Recorded data |
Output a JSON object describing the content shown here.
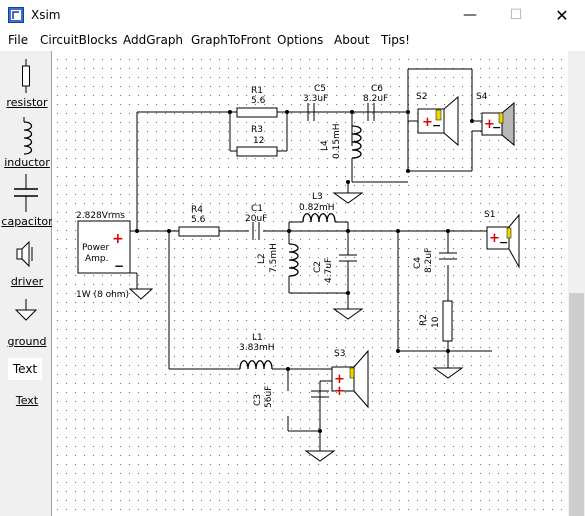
{
  "window": {
    "title": "Xsim",
    "controls": {
      "minimize": "—",
      "maximize": "☐",
      "close": "✕"
    }
  },
  "menu": {
    "items": [
      "File",
      "CircuitBlocks",
      "AddGraph",
      "GraphToFront",
      "Options",
      "About",
      "Tips!"
    ]
  },
  "palette": {
    "items": [
      "resistor",
      "inductor",
      "capacitor",
      "driver",
      "ground",
      "Text"
    ],
    "text_tool_glyph": "Text"
  },
  "circuit": {
    "amp": {
      "voltage": "2.828Vrms",
      "name_line1": "Power",
      "name_line2": "Amp.",
      "power": "1W (8 ohm)"
    },
    "R1": {
      "name": "R1",
      "value": "5.6"
    },
    "R3": {
      "name": "R3",
      "value": "12"
    },
    "R4": {
      "name": "R4",
      "value": "5.6"
    },
    "R2": {
      "name": "R2",
      "value": "10"
    },
    "C5": {
      "name": "C5",
      "value": "3.3uF"
    },
    "C6": {
      "name": "C6",
      "value": "8.2uF"
    },
    "C1": {
      "name": "C1",
      "value": "20uF"
    },
    "C2": {
      "name": "C2",
      "value": "4.7uF"
    },
    "C4": {
      "name": "C4",
      "value": "8.2uF"
    },
    "C3": {
      "name": "C3",
      "value": "56uF"
    },
    "L4": {
      "name": "L4",
      "value": "0.15mH"
    },
    "L3": {
      "name": "L3",
      "value": "0.82mH"
    },
    "L2": {
      "name": "L2",
      "value": "7.5mH"
    },
    "L1": {
      "name": "L1",
      "value": "3.83mH"
    },
    "S1": "S1",
    "S2": "S2",
    "S3": "S3",
    "S4": "S4"
  }
}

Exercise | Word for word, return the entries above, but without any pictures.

Response area |
Output a JSON object describing the content shown here.
{
  "window": {
    "title": "Xsim",
    "controls": {
      "minimize": "—",
      "maximize": "☐",
      "close": "✕"
    }
  },
  "menu": {
    "items": [
      "File",
      "CircuitBlocks",
      "AddGraph",
      "GraphToFront",
      "Options",
      "About",
      "Tips!"
    ]
  },
  "palette": {
    "items": [
      "resistor",
      "inductor",
      "capacitor",
      "driver",
      "ground",
      "Text"
    ],
    "text_tool_glyph": "Text"
  },
  "circuit": {
    "amp": {
      "voltage": "2.828Vrms",
      "name_line1": "Power",
      "name_line2": "Amp.",
      "power": "1W (8 ohm)"
    },
    "R1": {
      "name": "R1",
      "value": "5.6"
    },
    "R3": {
      "name": "R3",
      "value": "12"
    },
    "R4": {
      "name": "R4",
      "value": "5.6"
    },
    "R2": {
      "name": "R2",
      "value": "10"
    },
    "C5": {
      "name": "C5",
      "value": "3.3uF"
    },
    "C6": {
      "name": "C6",
      "value": "8.2uF"
    },
    "C1": {
      "name": "C1",
      "value": "20uF"
    },
    "C2": {
      "name": "C2",
      "value": "4.7uF"
    },
    "C4": {
      "name": "C4",
      "value": "8.2uF"
    },
    "C3": {
      "name": "C3",
      "value": "56uF"
    },
    "L4": {
      "name": "L4",
      "value": "0.15mH"
    },
    "L3": {
      "name": "L3",
      "value": "0.82mH"
    },
    "L2": {
      "name": "L2",
      "value": "7.5mH"
    },
    "L1": {
      "name": "L1",
      "value": "3.83mH"
    },
    "S1": "S1",
    "S2": "S2",
    "S3": "S3",
    "S4": "S4"
  }
}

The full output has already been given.